  • This makes extremely local production possible, eliminating all transport, packaging and uneaten food.
  • Its closed system makes it very easy to master and therefore accessible to non-professionals. There’s no longer any need to fight pests and the vagaries of the weather.
  • A closed system also means no environmental pollution.
  • The absence of pests implies the absence of pesticides, and therefore the harvesting of fruit and vegetables as they would be picked in the wild.
  • Ergonomic layout and absence of soil make sophisticated machinery unnecessary. Just pick the vegetables you can.
  • The natural fertilizer provided by fish avoids the need for chemical fertilizers.

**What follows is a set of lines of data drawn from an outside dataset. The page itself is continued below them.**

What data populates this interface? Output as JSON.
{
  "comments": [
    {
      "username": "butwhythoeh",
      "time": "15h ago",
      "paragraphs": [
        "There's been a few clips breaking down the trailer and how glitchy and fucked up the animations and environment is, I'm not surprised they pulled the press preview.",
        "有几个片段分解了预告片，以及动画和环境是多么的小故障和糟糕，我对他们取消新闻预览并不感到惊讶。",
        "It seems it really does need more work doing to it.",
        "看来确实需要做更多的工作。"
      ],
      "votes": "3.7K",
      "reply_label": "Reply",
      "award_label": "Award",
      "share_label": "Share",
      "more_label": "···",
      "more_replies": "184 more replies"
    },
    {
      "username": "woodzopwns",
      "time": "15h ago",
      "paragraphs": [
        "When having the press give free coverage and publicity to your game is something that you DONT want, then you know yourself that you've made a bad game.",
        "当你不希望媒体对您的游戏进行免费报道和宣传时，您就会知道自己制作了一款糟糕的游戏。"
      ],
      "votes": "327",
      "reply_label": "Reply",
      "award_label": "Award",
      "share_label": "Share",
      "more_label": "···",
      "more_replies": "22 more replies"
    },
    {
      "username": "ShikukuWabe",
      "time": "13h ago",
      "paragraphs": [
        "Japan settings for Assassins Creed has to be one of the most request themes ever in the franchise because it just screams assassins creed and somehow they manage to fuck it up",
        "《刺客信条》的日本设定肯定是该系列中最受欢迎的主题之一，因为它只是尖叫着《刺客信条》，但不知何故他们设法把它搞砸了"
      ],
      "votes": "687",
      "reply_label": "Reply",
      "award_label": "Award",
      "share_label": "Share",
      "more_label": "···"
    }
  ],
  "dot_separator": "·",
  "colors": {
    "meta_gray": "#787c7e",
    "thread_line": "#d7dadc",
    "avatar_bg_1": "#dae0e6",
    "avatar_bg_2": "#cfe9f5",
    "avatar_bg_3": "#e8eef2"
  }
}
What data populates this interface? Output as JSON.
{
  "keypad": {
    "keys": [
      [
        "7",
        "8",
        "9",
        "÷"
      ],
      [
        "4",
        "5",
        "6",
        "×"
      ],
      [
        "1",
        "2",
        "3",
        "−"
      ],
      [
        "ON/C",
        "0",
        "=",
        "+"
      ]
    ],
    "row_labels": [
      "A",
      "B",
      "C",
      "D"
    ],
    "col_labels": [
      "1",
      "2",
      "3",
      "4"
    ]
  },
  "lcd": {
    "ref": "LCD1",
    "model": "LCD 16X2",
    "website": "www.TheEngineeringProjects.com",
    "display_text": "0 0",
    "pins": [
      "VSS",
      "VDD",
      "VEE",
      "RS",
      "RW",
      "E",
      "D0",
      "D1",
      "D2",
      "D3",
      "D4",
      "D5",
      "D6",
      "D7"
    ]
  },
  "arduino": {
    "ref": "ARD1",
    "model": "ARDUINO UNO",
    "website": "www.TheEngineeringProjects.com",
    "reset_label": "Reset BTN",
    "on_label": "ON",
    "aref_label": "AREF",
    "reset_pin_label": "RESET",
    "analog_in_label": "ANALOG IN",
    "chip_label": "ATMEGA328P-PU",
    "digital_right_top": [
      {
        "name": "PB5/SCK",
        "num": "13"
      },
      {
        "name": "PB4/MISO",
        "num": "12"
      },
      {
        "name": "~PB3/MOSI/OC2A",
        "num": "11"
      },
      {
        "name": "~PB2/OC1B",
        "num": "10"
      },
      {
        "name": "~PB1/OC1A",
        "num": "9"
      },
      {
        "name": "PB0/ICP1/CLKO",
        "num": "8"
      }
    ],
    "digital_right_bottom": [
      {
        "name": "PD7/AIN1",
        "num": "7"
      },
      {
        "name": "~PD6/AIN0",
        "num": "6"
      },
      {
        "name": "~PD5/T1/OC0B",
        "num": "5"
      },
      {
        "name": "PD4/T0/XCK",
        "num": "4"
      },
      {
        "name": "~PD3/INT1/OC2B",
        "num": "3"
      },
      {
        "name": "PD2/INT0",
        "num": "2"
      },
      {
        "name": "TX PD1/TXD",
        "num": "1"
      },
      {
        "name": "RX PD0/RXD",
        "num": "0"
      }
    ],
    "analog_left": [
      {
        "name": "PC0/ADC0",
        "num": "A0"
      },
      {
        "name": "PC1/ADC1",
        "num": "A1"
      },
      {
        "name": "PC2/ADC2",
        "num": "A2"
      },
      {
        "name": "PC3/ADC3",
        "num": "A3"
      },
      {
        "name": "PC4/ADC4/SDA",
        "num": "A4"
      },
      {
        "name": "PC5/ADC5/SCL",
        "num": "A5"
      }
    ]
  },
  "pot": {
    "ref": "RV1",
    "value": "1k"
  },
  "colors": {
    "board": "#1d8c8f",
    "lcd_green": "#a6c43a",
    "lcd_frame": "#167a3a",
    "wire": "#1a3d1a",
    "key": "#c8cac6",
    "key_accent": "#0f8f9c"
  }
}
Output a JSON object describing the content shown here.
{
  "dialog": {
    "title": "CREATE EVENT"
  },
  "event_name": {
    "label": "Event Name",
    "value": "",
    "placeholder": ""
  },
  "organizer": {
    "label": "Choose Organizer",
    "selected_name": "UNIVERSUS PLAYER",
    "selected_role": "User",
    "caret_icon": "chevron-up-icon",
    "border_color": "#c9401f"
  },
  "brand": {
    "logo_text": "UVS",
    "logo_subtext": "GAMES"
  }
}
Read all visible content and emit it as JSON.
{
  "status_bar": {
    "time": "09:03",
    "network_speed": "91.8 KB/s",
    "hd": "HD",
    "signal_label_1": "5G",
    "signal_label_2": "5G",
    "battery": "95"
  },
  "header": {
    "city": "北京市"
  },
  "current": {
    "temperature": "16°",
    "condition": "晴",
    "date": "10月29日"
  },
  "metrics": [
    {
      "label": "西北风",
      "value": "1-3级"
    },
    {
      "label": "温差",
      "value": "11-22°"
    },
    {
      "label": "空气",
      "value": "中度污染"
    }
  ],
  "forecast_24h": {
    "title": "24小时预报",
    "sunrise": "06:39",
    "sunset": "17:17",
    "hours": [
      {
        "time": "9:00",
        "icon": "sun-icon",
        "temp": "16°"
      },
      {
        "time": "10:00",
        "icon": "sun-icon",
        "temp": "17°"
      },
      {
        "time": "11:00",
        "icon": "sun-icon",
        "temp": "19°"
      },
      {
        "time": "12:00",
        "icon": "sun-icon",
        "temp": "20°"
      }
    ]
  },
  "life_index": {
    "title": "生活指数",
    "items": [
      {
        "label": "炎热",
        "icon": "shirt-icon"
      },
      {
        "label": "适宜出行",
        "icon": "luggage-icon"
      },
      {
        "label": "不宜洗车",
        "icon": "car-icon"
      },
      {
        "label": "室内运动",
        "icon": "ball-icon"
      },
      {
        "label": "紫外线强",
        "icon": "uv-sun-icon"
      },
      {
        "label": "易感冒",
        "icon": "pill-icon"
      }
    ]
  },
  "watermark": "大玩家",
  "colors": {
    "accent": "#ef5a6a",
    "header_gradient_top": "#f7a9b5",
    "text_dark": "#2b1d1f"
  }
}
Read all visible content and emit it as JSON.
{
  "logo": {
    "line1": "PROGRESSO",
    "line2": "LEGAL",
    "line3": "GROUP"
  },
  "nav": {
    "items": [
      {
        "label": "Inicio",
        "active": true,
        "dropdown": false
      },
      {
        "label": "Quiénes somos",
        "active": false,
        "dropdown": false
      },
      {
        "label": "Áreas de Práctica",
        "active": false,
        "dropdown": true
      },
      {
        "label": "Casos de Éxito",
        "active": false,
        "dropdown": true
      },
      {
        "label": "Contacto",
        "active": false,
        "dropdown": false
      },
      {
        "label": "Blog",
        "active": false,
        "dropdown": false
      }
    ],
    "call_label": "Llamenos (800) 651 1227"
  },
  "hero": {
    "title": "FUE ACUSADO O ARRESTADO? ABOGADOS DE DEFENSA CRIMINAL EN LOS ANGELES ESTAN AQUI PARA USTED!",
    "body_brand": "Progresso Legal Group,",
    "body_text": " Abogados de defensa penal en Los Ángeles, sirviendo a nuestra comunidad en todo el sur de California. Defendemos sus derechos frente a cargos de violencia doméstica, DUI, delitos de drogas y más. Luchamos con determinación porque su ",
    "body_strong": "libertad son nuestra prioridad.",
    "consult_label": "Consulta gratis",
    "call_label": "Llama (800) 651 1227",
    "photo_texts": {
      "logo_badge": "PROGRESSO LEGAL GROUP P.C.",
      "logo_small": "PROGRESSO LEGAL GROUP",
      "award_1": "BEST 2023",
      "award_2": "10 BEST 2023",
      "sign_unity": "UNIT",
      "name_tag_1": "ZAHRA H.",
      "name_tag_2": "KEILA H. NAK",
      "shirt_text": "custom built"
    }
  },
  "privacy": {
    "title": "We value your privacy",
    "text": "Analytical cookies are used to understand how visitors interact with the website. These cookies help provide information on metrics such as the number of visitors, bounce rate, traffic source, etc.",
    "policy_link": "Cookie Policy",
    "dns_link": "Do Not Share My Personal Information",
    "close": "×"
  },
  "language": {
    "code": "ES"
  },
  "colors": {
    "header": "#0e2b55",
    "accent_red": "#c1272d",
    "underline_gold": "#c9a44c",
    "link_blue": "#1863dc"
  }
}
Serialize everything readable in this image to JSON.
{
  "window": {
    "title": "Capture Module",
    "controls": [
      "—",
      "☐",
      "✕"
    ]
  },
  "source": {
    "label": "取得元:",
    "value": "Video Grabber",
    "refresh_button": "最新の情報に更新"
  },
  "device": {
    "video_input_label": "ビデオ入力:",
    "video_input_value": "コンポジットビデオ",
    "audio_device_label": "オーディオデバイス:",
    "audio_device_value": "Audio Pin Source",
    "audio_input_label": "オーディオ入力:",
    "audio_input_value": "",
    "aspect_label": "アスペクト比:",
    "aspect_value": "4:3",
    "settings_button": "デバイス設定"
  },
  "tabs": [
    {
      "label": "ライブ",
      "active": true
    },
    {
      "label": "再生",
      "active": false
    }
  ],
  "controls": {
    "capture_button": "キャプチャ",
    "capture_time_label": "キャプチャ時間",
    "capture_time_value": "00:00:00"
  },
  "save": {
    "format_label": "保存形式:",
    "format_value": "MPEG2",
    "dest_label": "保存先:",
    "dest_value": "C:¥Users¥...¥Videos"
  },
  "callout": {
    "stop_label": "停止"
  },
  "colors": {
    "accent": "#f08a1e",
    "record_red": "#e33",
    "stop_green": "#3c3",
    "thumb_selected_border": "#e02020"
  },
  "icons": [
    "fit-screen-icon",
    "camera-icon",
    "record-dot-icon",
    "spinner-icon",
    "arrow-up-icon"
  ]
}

This also implies perfect knowledge of the inputs used.
  • An aquaponic system requires low-cost production resources, low energy consumption and minimal water consumption (only the water evaporated and absorbed by the plants is needed, which means water requirements are 90% lower than for traditional market gardening (8)).
  • The absence of pesticides and chemical fertilizers means reclaiming our independence from multinational agribusinesses.
  • Domestic production means reclaiming our independence from supermarkets and even the financial system. It also means a wider, tastier choice of fruit and vegetables. Finally, it means rediscovering a fundamental human need: daily contact with nature.

There are few tracks that bring together so many messages of hope. That’s why we’re firmly convinced that we’re working on the future of food. And we’re convinced that we’re doing the planet a world of good by trying to convince you to join us in this adventure.

At MyFarm, we want to give households back their autonomy

We want to make aquaponics accessible to everyone

We were inspired by what is being done elsewhere in Europe, where 3.5 m² aquaponic greenhouses can be found from €6,000, costing over €100 per planting place.
Committed to our goal of making this technology more accessible, we at MyFarm are targeting the general public by offering a solution at €23 per plant location, 4 times less expensive than what can be found in France. This makes it a 2x more attractive investment than solar panels.
And yet, since 85% of the MyFarm system is produced in Belgium, it is made exclusively from top-quality materials.